Sherley, Thomas (DNB00)
|←Sherley||Dictionary of National Biography, 1885-1900, Volume 52
SHERLEY or SHIRLEY, THOMAS (1638–1678), physician, son of Sir Thomas Sherley of Wiston, Sussex, by his wife Anne, daughter of Sir George Blundell of Cardington, Bedfordshire, was born in the parish of St. Margaret's, Westminster, and baptised on 15 Oct. 1638. Sir Thomas Shirley [q. v.], the adventurer, was his grandfather. He lived with his father in Magdalen College while Oxford was garrisoned by the king's troops, and was educated at Magdalen school. He afterwards went to France, studied physic, and obtained the degree of M.D. On his return he acquired a good practice, and was appointed physician in ordinary to Charles II. He was heir to his father's estate at Wiston, worth nearly 3,000l. a year; but it had been granted during the civil war to Sir John Fagge, and, although Sherley had recourse to law, the case was decided against him in chancery. He appealed to the House of Lords, but, Sir John Fagge being the member for Steyning in the House of Commons, the house maintained that he was entitled to exemption from lawsuits during session, and Sherley was ordered into the custody of the serjeant-at-arms on 12 May 1675 for bringing an appeal in the lords against a member of the lower house. The matter occasioned a dispute between the two houses, who were already embroiled over the case of Skinner and the East India Company. The difference was only terminated by the king proroguing parliament (Journals of House of Lords, vols. xii., xiii. passim; Journals of House of Commons, ix. 337 &c.). Disappointed by his ill success, Sherley sank into a morbid condition, and died on 5 Aug. 1678. He was buried in the vault of St. Bride's, Fleet Street, London.
He was twice married: first to Hannah, daughter of John Harfleet of Fleet in Kent, by whom he had two daughters, Anne and Margaret. He married, secondly, Elizabeth, daughter of Captain Richard Baskett of Apps, Isle of Wight, on 5 June 1667, by whom he had Thomas, Richard, and Elizabeth (Chester, London Marriage Licenses, ed. Foster, p. 1219).
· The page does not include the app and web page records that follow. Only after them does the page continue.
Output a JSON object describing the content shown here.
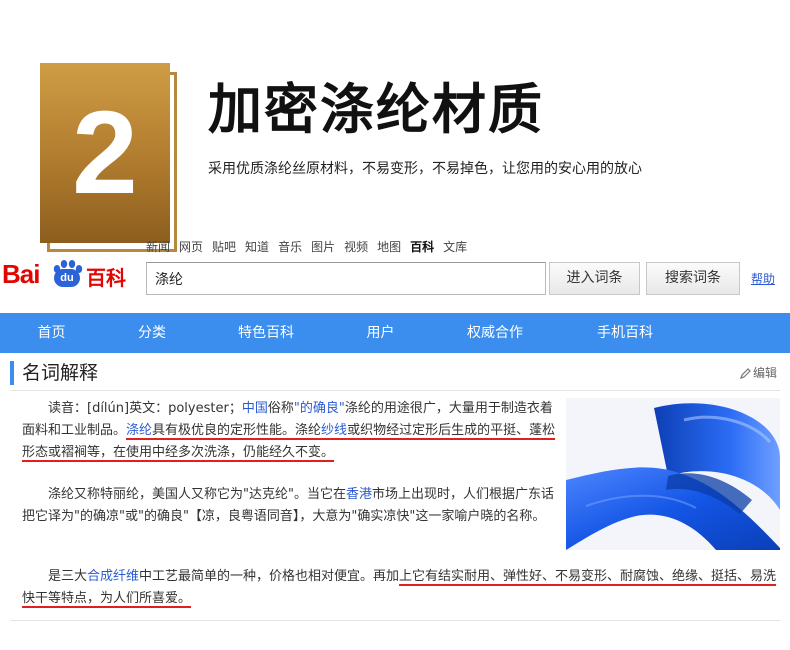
{
  "hero": {
    "number": "2",
    "title": "加密涤纶材质",
    "subtitle": "采用优质涤纶丝原材料，不易变形，不易掉色，让您用的安心用的放心"
  },
  "baidu": {
    "top_links": [
      "新闻",
      "网页",
      "贴吧",
      "知道",
      "音乐",
      "图片",
      "视频",
      "地图",
      "百科",
      "文库"
    ],
    "active_link": "百科",
    "logo": {
      "bai": "Bai",
      "du": "du",
      "baike": "百科"
    },
    "search_value": "涤纶",
    "enter_button": "进入词条",
    "search_button": "搜索词条",
    "help_link": "帮助",
    "nav": [
      "首页",
      "分类",
      "特色百科",
      "用户",
      "权威合作",
      "手机百科"
    ],
    "section_title": "名词解释",
    "edit_label": "编辑",
    "brand_colors": {
      "red": "#e10602",
      "blue": "#3b8eee",
      "link": "#2a5ad3",
      "underline": "#e02020"
    }
  },
  "article": {
    "p1": {
      "t1": "读音：[dílún]英文：polyester；",
      "l1": "中国",
      "t2": "俗称",
      "l2": "\"的确良\"",
      "t3": "涤纶的用途很广，大量用于制造衣着面料和工业制品。",
      "l3": "涤纶",
      "t4": "具有极优良的定形性能。涤纶",
      "l4": "纱线",
      "t5": "或织物经过定形后生成的平挺、蓬松形态或褶裥等，在使用中经多次洗涤，仍能经久不变。"
    },
    "p2": {
      "t1": "涤纶又称特丽纶，美国人又称它为\"达克纶\"。当它在",
      "l1": "香港",
      "t2": "市场上出现时，人们根据广东话把它译为\"的确凉\"或\"的确良\"【凉，良粤语同音】，大意为\"确实凉快\"这一家喻户晓的名称。"
    },
    "p3": {
      "t1": "是三大",
      "l1": "合成纤维",
      "t2": "中工艺最简单的一种，价格也相对便宜。再加",
      "u1": "上它有结实耐用、弹性好、不易变形、耐腐蚀、绝缘、挺括、易洗快干等特点，为人们所喜爱。"
    }
  }
}
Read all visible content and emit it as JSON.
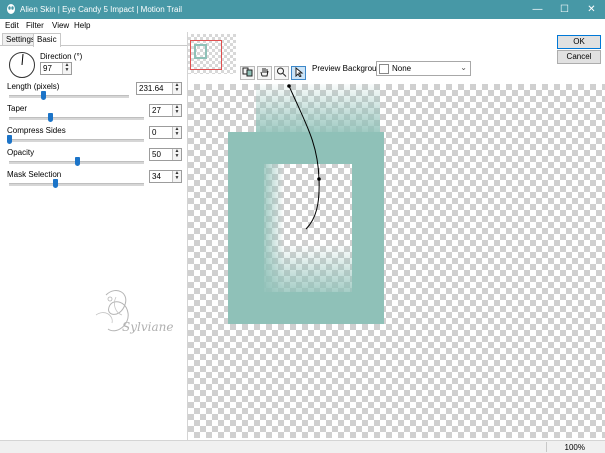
{
  "window": {
    "title": "Alien Skin | Eye Candy 5 Impact | Motion Trail",
    "minimize_glyph": "—",
    "maximize_glyph": "☐",
    "close_glyph": "✕"
  },
  "menu": [
    "Edit",
    "Filter",
    "View",
    "Help"
  ],
  "tabs": [
    {
      "label": "Settings",
      "active": false
    },
    {
      "label": "Basic",
      "active": true
    }
  ],
  "params": {
    "direction": {
      "label": "Direction (°)",
      "value": "97"
    },
    "length": {
      "label": "Length (pixels)",
      "value": "231.64",
      "level": 0.28
    },
    "taper": {
      "label": "Taper",
      "value": "27",
      "level": 0.3
    },
    "compress": {
      "label": "Compress Sides",
      "value": "0",
      "level": 0.0
    },
    "opacity": {
      "label": "Opacity",
      "value": "50",
      "level": 0.5
    },
    "mask": {
      "label": "Mask Selection",
      "value": "34",
      "level": 0.34
    }
  },
  "preview": {
    "background_label": "Preview Background:",
    "background_value": "None",
    "tools": [
      "preview-zoom-icon",
      "hand-icon",
      "magnifier-icon",
      "arrow-pointer-icon"
    ]
  },
  "buttons": {
    "ok": "OK",
    "cancel": "Cancel"
  },
  "watermark_text": "Sylviane",
  "status": {
    "zoom": "100%"
  },
  "colors": {
    "titlebar": "#4798a6",
    "shape": "#8fc1b8",
    "accent": "#1c74c8"
  }
}
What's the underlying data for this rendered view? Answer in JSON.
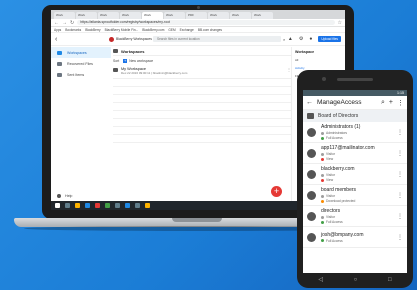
{
  "browser": {
    "tabs": [
      "Work",
      "Work",
      "Work",
      "Work",
      "Work",
      "Work",
      "PDF",
      "Work",
      "Work",
      "Work"
    ],
    "url": "https://atlanta.sproutfolder.com/registry/workspaces/my-root",
    "bookmarks": [
      "Apps",
      "Bookmarks",
      "BlackBerry",
      "BlackBerry Mobile Fin...",
      "BlackBerry.com",
      "GEM",
      "Exchange",
      "BB.com changes"
    ]
  },
  "app": {
    "user": "BlackBerry Workspaces",
    "search_placeholder": "Search files in current location",
    "upload_label": "Upload files",
    "sidebar": [
      "Workspaces",
      "Recovered Files",
      "Sent Items"
    ],
    "help_label": "Help",
    "section_title": "Workspaces",
    "sort_label": "Sort",
    "new_label": "New workspace",
    "workspace": {
      "name": "My Workspace",
      "meta": "Dec 22 2016 09:00:11 | bbadmin@blackberry.com"
    },
    "right_panel": {
      "title": "Workspace",
      "tabs": [
        "All",
        "Activity",
        "Files"
      ]
    }
  },
  "phone": {
    "status_left": "",
    "status_right": "1:15",
    "title": "ManageAccess",
    "subheader": "Board of Directors",
    "members": [
      {
        "name": "Administrators (1)",
        "line1": "Administrators",
        "line2": "Full Access",
        "color1": "#9e9e9e",
        "color2": "#43a047"
      },
      {
        "name": "app117@mailinator.com",
        "line1": "Visitor",
        "line2": "View",
        "color1": "#9e9e9e",
        "color2": "#e53935"
      },
      {
        "name": "blackberry.com",
        "line1": "Visitor",
        "line2": "View",
        "color1": "#9e9e9e",
        "color2": "#e53935"
      },
      {
        "name": "board members",
        "line1": "Visitor",
        "line2": "Download protected",
        "color1": "#9e9e9e",
        "color2": "#fb8c00"
      },
      {
        "name": "directors",
        "line1": "Visitor",
        "line2": "Full Access",
        "color1": "#9e9e9e",
        "color2": "#43a047"
      },
      {
        "name": "josh@bmpany.com",
        "line1": "Full Access",
        "line2": "",
        "color1": "#43a047",
        "color2": ""
      }
    ]
  }
}
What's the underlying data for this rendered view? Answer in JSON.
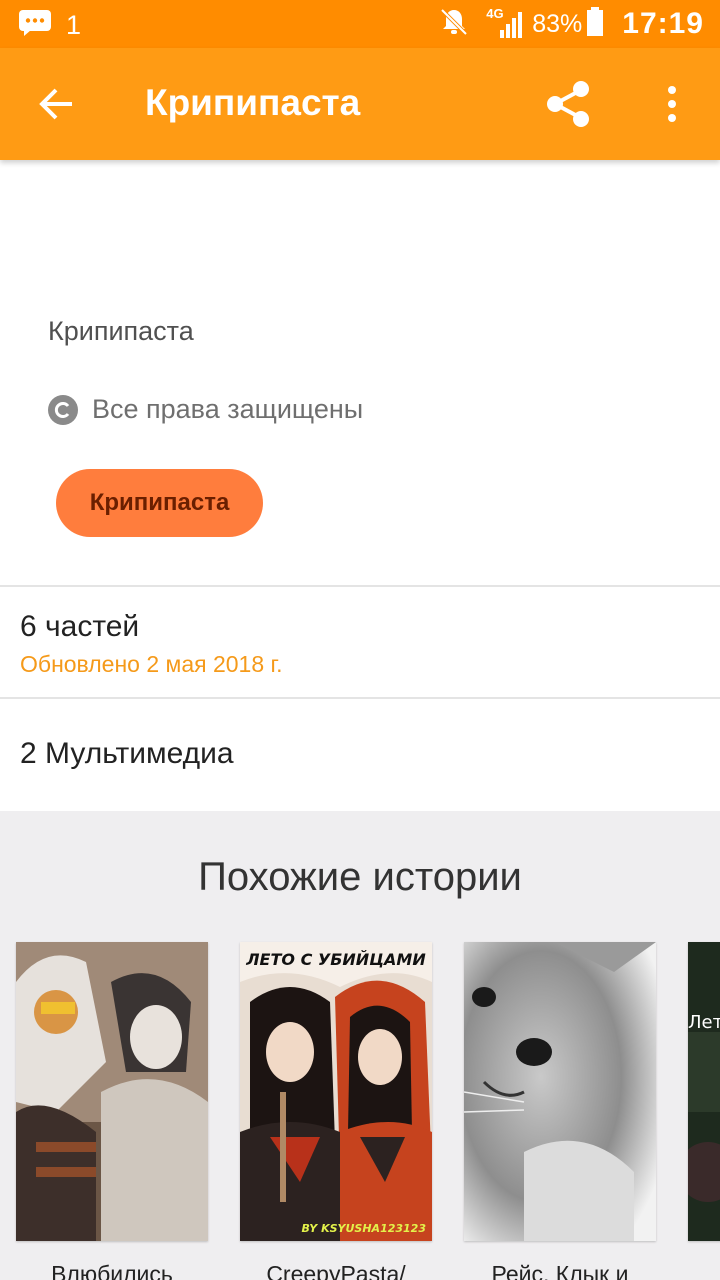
{
  "status_bar": {
    "notification_count": "1",
    "network": "4G",
    "battery": "83%",
    "time": "17:19"
  },
  "app_bar": {
    "title": "Крипипаста",
    "icons": [
      "back-arrow-icon",
      "share-icon",
      "more-vert-icon"
    ]
  },
  "story": {
    "description": "Крипипаста",
    "copyright": "Все права защищены",
    "tag": "Крипипаста",
    "parts": "6 частей",
    "updated": "Обновлено 2 мая 2018 г.",
    "media": "2 Мультимедиа"
  },
  "similar": {
    "heading": "Похожие истории",
    "items": [
      {
        "title": "Влюбились"
      },
      {
        "title": "CreepyPasta/",
        "cover_text_top": "ЛЕТО С УБИЙЦАМИ",
        "cover_text_bottom": "BY KSYUSHA123123"
      },
      {
        "title": "Рейс, Клык и"
      },
      {
        "title": "",
        "cover_text_top": "Лето"
      }
    ]
  },
  "colors": {
    "status_bar": "#ff8c00",
    "app_bar": "#ff9b14",
    "tag_chip": "#ff7d3d",
    "updated_text": "#f59a1a",
    "similar_bg": "#efeef0"
  }
}
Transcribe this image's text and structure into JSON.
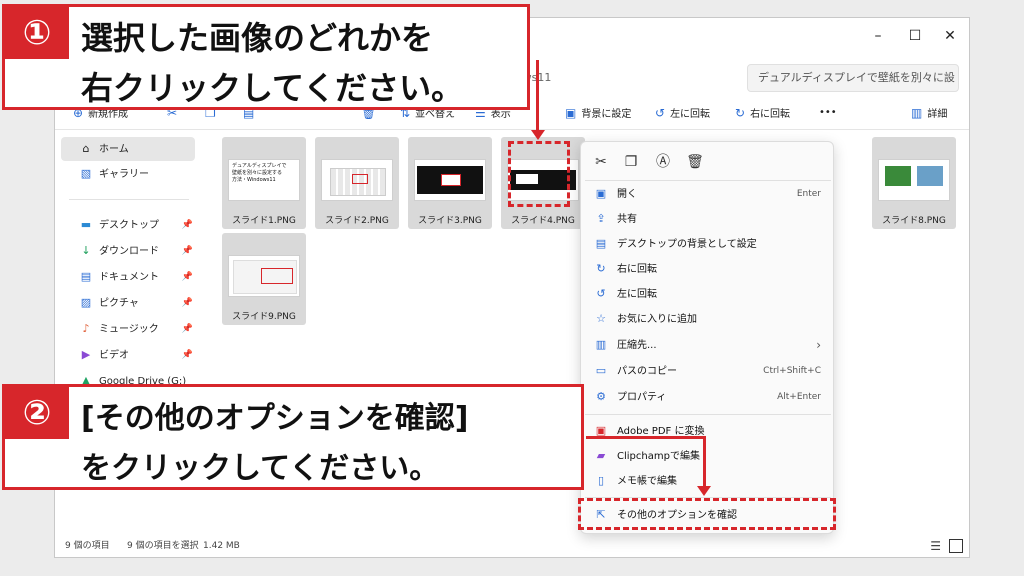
{
  "window": {
    "controls": [
      "–",
      "☐",
      "✕"
    ],
    "address_text": "デュアルディスプレイで壁紙を別々に設定する方法 › Windows11",
    "search_placeholder": "デュアルディスプレイで壁紙を別々に設"
  },
  "toolbar": {
    "new": "新規作成",
    "sort": "並べ替え",
    "view": "表示",
    "set_background": "背景に設定",
    "rotate_left": "左に回転",
    "rotate_right": "右に回転",
    "more": "•••",
    "details": "詳細"
  },
  "sidebar": {
    "home": "ホーム",
    "gallery": "ギャラリー",
    "desktop": "デスクトップ",
    "downloads": "ダウンロード",
    "documents": "ドキュメント",
    "pictures": "ピクチャ",
    "music": "ミュージック",
    "videos": "ビデオ",
    "gdrive": "Google Drive (G:)"
  },
  "files": [
    "スライド1.PNG",
    "スライド2.PNG",
    "スライド3.PNG",
    "スライド4.PNG",
    "スライド8.PNG",
    "スライド9.PNG"
  ],
  "thumb1_text": "デュアルディスプレイで\n壁紙を別々に設定する\n方法・Windows11",
  "status": {
    "count": "9 個の項目",
    "selected": "9 個の項目を選択",
    "size": "1.42 MB"
  },
  "context_menu": {
    "open": "開く",
    "open_sc": "Enter",
    "share": "共有",
    "set_desktop_bg": "デスクトップの背景として設定",
    "rotate_right": "右に回転",
    "rotate_left": "左に回転",
    "add_favorites": "お気に入りに追加",
    "compress": "圧縮先...",
    "copy_path": "パスのコピー",
    "copy_path_sc": "Ctrl+Shift+C",
    "properties": "プロパティ",
    "properties_sc": "Alt+Enter",
    "adobe_pdf": "Adobe PDF に変換",
    "clipchamp": "Clipchampで編集",
    "notepad": "メモ帳で編集",
    "more_options": "その他のオプションを確認"
  },
  "callouts": {
    "one_num": "①",
    "one_line1": "選択した画像のどれかを",
    "one_line2": "右クリックしてください。",
    "two_num": "②",
    "two_line1": "[その他のオプションを確認]",
    "two_line2": "をクリックしてください。"
  },
  "colors": {
    "accent_red": "#d7262b",
    "selection_gray": "#d9d9d9",
    "icon_blue": "#2b6cd4"
  }
}
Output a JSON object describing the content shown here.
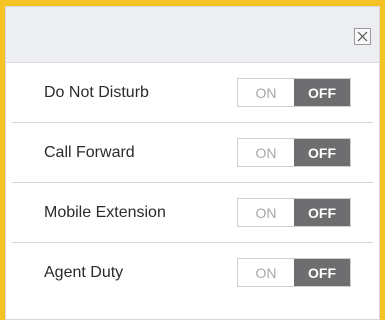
{
  "dialog": {
    "close_icon_label": "close",
    "rows": [
      {
        "label": "Do Not Disturb",
        "on": "ON",
        "off": "OFF",
        "state": "off"
      },
      {
        "label": "Call Forward",
        "on": "ON",
        "off": "OFF",
        "state": "off"
      },
      {
        "label": "Mobile Extension",
        "on": "ON",
        "off": "OFF",
        "state": "off"
      },
      {
        "label": "Agent Duty",
        "on": "ON",
        "off": "OFF",
        "state": "off"
      }
    ]
  },
  "colors": {
    "backdrop": "#f6c324",
    "header": "#eceef1",
    "toggle_active": "#6e6e70"
  }
}
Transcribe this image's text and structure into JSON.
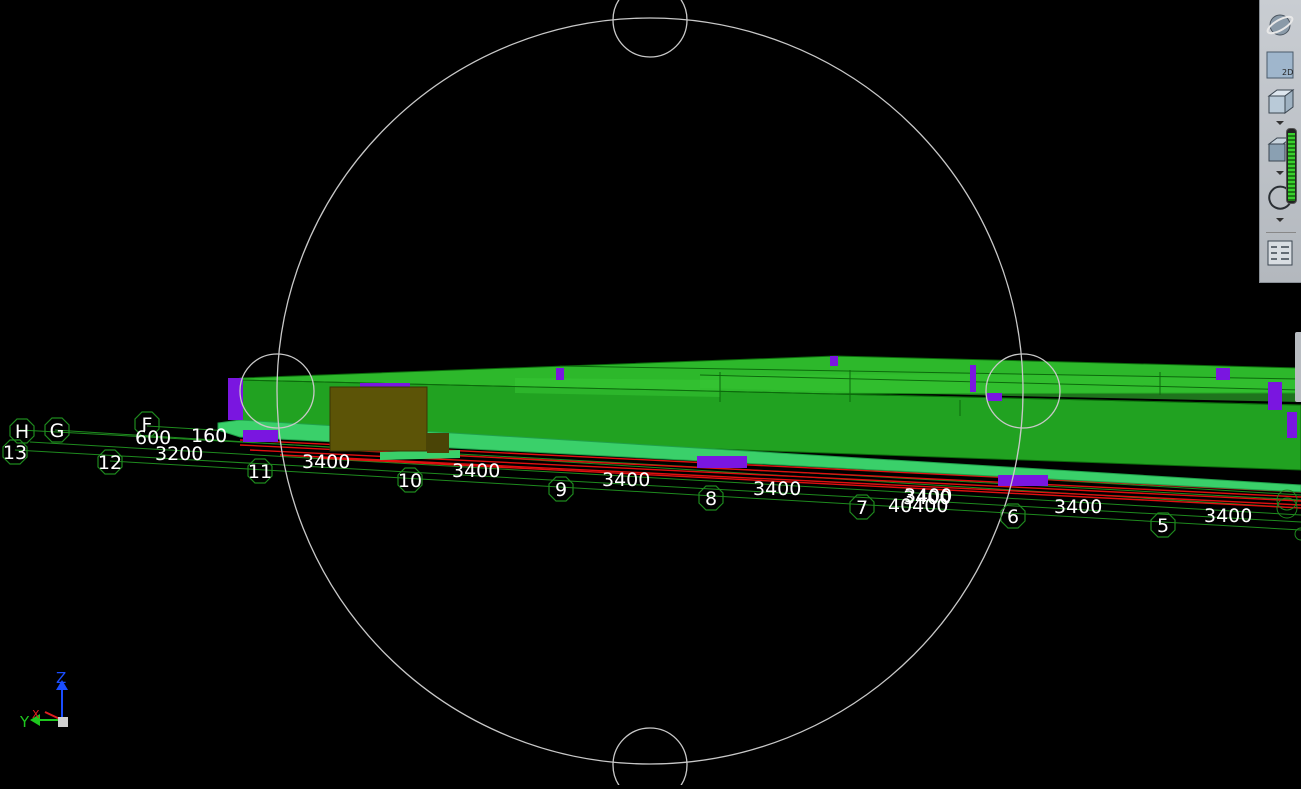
{
  "grid": {
    "letters": [
      "H",
      "G",
      "F"
    ],
    "numbers": [
      "13",
      "12",
      "11",
      "10",
      "9",
      "8",
      "7",
      "6",
      "5"
    ]
  },
  "dimensions": {
    "left_labels": [
      "600",
      "160",
      "3200"
    ],
    "spans": [
      "3400",
      "3400",
      "3400",
      "3400",
      "3400",
      "3400",
      "3400",
      "3400"
    ],
    "overlap_label": "40400"
  },
  "axis_triad": {
    "z": "Z",
    "y": "Y",
    "x": "X"
  },
  "toolbar": {
    "tools": [
      {
        "icon": "orbit-globe-icon"
      },
      {
        "icon": "2d-view-icon",
        "label": "2D"
      },
      {
        "icon": "wireframe-cube-icon"
      },
      {
        "icon": "shaded-cube-icon"
      },
      {
        "icon": "rotate-icon"
      },
      {
        "icon": "view-settings-icon"
      }
    ],
    "zoom_level": 0.92
  },
  "colors": {
    "background": "#000000",
    "slab_top": "#2db82b",
    "slab_side": "#21a221",
    "column": "#7a16e0",
    "beam_line": "#e01010",
    "gridline": "#1e8a1e",
    "orbit_circle": "#c8c8c8",
    "box": "#5c5407",
    "label": "#ffffff"
  }
}
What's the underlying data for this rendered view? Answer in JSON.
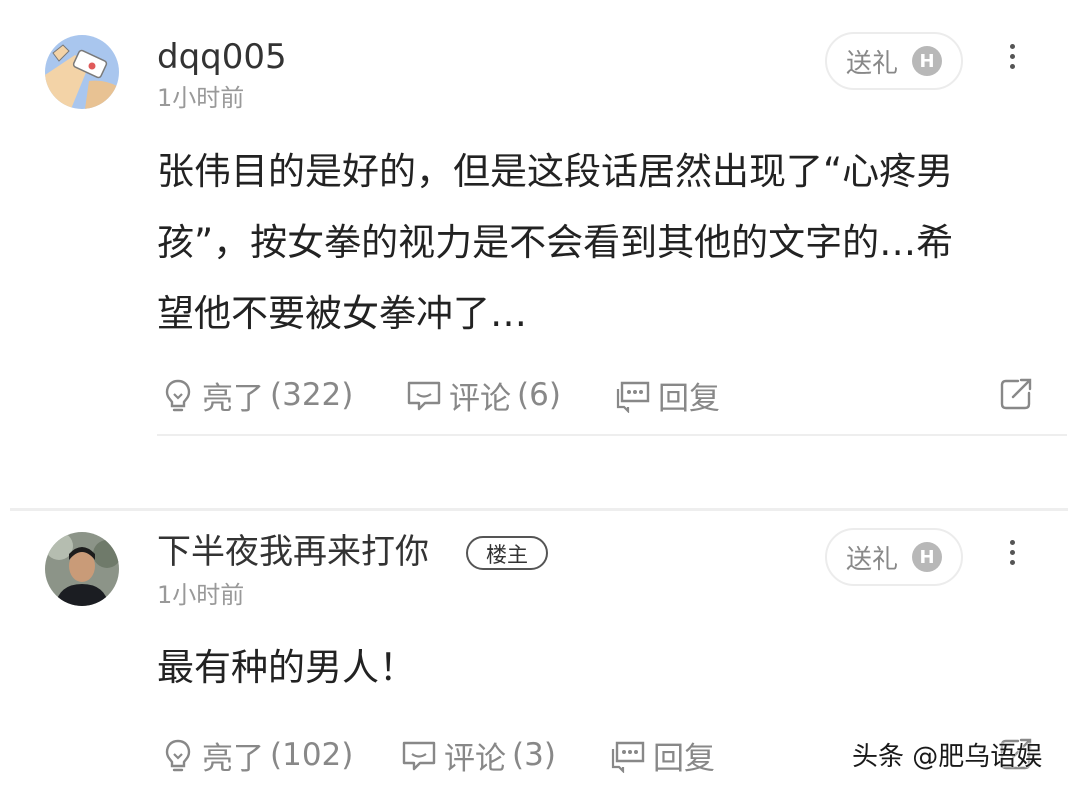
{
  "comments": [
    {
      "username": "dqq005",
      "time": "1小时前",
      "gift_label": "送礼",
      "coin_label": "H",
      "text_lines": [
        "张伟目的是好的，但是这段话居然出现了“心疼男",
        "孩”，按女拳的视力是不会看到其他的文字的…希",
        "望他不要被女拳冲了…"
      ],
      "like_label": "亮了",
      "like_count": "(322)",
      "comment_label": "评论",
      "comment_count": "(6)",
      "reply_label": "回复"
    },
    {
      "username": "下半夜我再来打你",
      "badge": "楼主",
      "time": "1小时前",
      "gift_label": "送礼",
      "coin_label": "H",
      "text_lines": [
        "最有种的男人！"
      ],
      "like_label": "亮了",
      "like_count": "(102)",
      "comment_label": "评论",
      "comment_count": "(3)",
      "reply_label": "回复"
    }
  ],
  "watermark": "头条 @肥乌语娱",
  "icons": {
    "like": "lightbulb-icon",
    "comment": "comment-bubble-icon",
    "reply": "reply-bubble-icon",
    "share": "share-icon",
    "more": "more-vertical-icon"
  },
  "colors": {
    "text": "#222222",
    "muted": "#888888",
    "divider": "#eeeeee"
  }
}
He was the author of ‘A Philosophical Essay, declaring the probable cause whence stones are produced in the outer world,’ 1672, 12mo; and of the following translations: 1. Molimbrochius's ‘Cochlearia Curiosa,’ 1676, 8vo. 2. ‘A Treatise of the Gout’ by Mayerne Turquet, 1676, 8vo. 3. ‘Medicinal Councels’ by Mayerne Turquet, 1677, 8vo. 4. ‘The Curious Distillatory,’ from the Latin of Johann Sigismund Elsholtz, 1677, 8vo.[Shirley's Stemmata Shirleiana, p. 291; Chalmers's Biogr. Dict. xxvii. 482; Dodd's Church Hist. iii. 280; Notes and Queries, 5th ser. i. 294, 477; Hallam's Constitutional History, 1854, iii. 25; Hist. MSS. Comm. 8th Rep. pp. 137, 162, 9th Rep. ii. 56–7; Brit. Mus. Addit. MS. 22263, ff. 24–6.]